** ASSIGNMENT **
What is needed is an exact retyping of each entry, pictures excluded.

════════════════════

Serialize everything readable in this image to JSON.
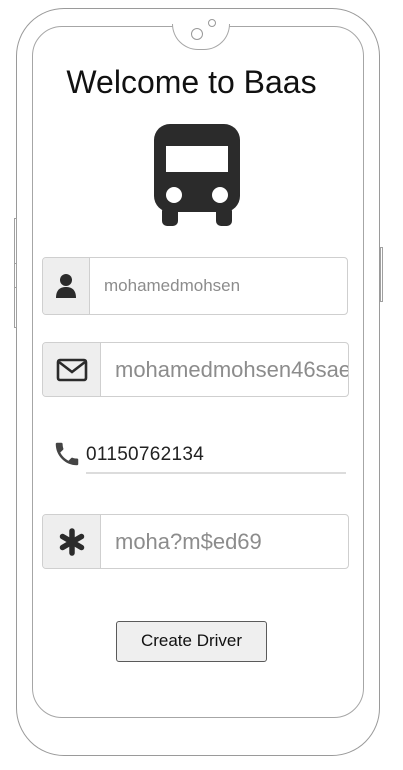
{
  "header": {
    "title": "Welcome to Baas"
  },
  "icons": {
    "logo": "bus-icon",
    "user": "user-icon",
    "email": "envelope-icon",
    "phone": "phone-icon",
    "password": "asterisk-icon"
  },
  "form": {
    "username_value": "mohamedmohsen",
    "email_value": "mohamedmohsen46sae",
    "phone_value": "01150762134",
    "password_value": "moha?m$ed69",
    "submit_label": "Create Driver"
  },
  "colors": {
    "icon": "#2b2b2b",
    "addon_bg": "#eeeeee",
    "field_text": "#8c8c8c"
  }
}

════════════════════

** ANSWER BELOW **
Serialize everything readable in this image to JSON.
{
  "header": {
    "title": "Welcome to Baas"
  },
  "icons": {
    "logo": "bus-icon",
    "user": "user-icon",
    "email": "envelope-icon",
    "phone": "phone-icon",
    "password": "asterisk-icon"
  },
  "form": {
    "username_value": "mohamedmohsen",
    "email_value": "mohamedmohsen46sae",
    "phone_value": "01150762134",
    "password_value": "moha?m$ed69",
    "submit_label": "Create Driver"
  },
  "colors": {
    "icon": "#2b2b2b",
    "addon_bg": "#eeeeee",
    "field_text": "#8c8c8c"
  }
}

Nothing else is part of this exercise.